RECORDS FOR THE EXERCISE
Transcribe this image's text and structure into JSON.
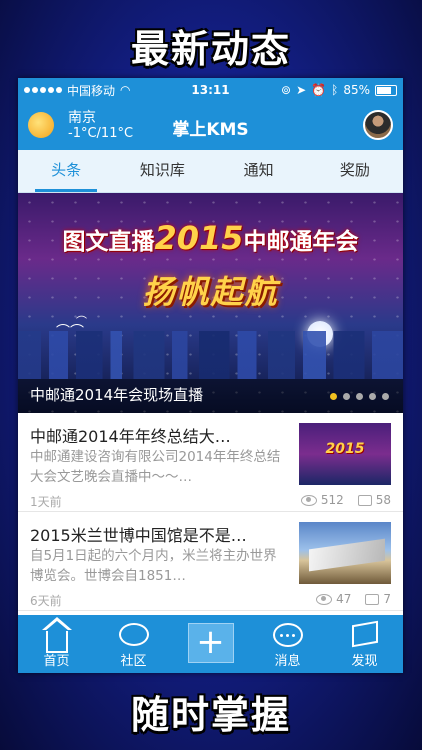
{
  "promo": {
    "top": "最新动态",
    "bottom": "随时掌握"
  },
  "status_bar": {
    "carrier": "中国移动",
    "time": "13:11",
    "battery": "85%",
    "battery_level": 0.85
  },
  "header": {
    "city": "南京",
    "temperature": "-1°C/11°C",
    "title": "掌上KMS",
    "weather_icon": "sun-icon"
  },
  "tabs": [
    {
      "label": "头条",
      "active": true
    },
    {
      "label": "知识库",
      "active": false
    },
    {
      "label": "通知",
      "active": false
    },
    {
      "label": "奖励",
      "active": false
    }
  ],
  "banner": {
    "headline_left": "图文直播",
    "headline_year": "2015",
    "headline_right": "中邮通年会",
    "slogan": "扬帆起航",
    "caption": "中邮通2014年会现场直播",
    "dots": 5,
    "active_dot": 0
  },
  "news": [
    {
      "title": "中邮通2014年年终总结大…",
      "summary": "中邮通建设咨询有限公司2014年年终总结大会文艺晚会直播中～～…",
      "time": "1天前",
      "views": "512",
      "comments": "58",
      "thumb_text": "2015"
    },
    {
      "title": "2015米兰世博中国馆是不是…",
      "summary": "自5月1日起的六个月内，米兰将主办世界博览会。世博会自1851…",
      "time": "6天前",
      "views": "47",
      "comments": "7"
    }
  ],
  "bottom_nav": [
    {
      "label": "首页",
      "icon": "home-icon"
    },
    {
      "label": "社区",
      "icon": "chat-bubble-icon"
    },
    {
      "label": "",
      "icon": "plus-icon"
    },
    {
      "label": "消息",
      "icon": "message-icon"
    },
    {
      "label": "发现",
      "icon": "flag-icon"
    }
  ],
  "colors": {
    "brand": "#1e90d8",
    "accent": "#f0c020",
    "muted": "#999999"
  }
}
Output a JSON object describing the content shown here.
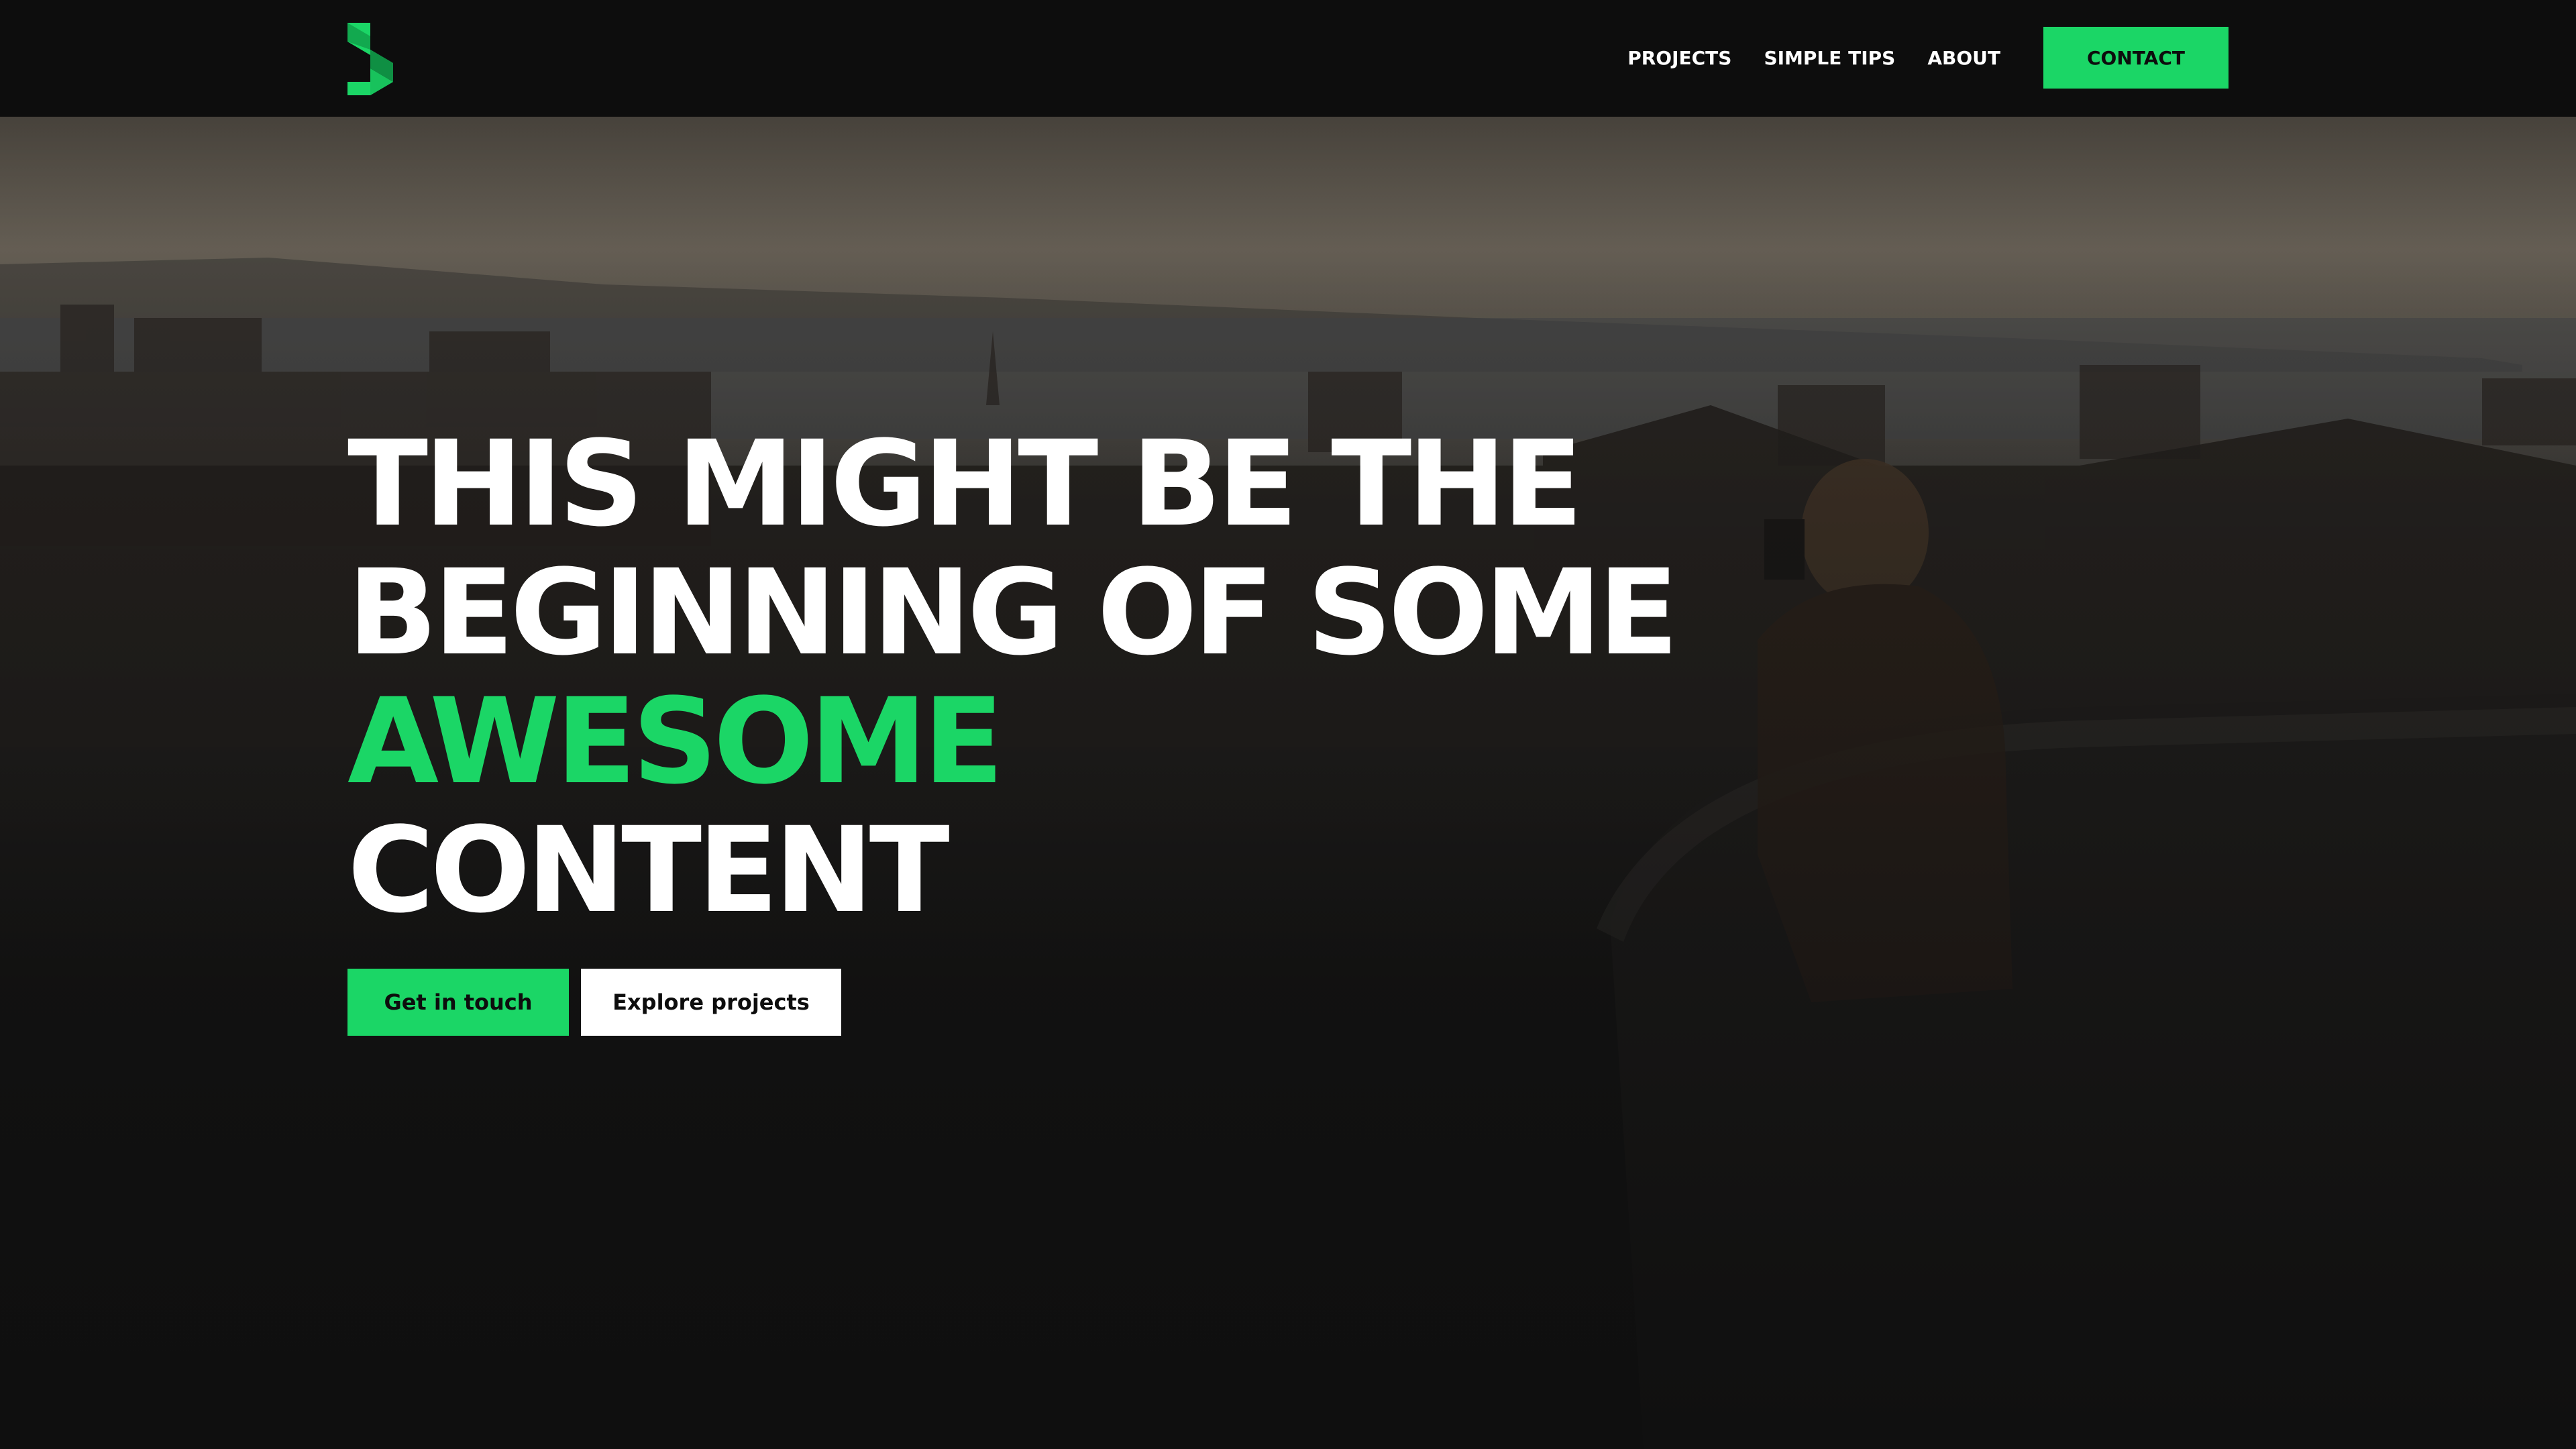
{
  "brand": {
    "logo_icon": "s-logo-icon",
    "accent_color": "#1bd666"
  },
  "nav": {
    "items": [
      {
        "label": "PROJECTS"
      },
      {
        "label": "SIMPLE TIPS"
      },
      {
        "label": "ABOUT"
      }
    ],
    "contact_label": "CONTACT"
  },
  "hero": {
    "headline": {
      "line1": "THIS MIGHT BE THE",
      "line2": "BEGINNING OF SOME",
      "line3_accent": "AWESOME",
      "line4": "CONTENT"
    },
    "primary_button": "Get in touch",
    "secondary_button": "Explore projects",
    "background": "city-skyline-photo"
  }
}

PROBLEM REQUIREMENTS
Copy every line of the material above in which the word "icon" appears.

RESPONSE TO THE TASK
    "weather_icon": "sun-icon"
      "icon": "home-icon"
      "icon": "chat-bubble-icon"
      "icon": "plus-icon"
      "icon": "message-icon"
      "icon": "flag-icon"
    "logo_icon": "s-logo-icon",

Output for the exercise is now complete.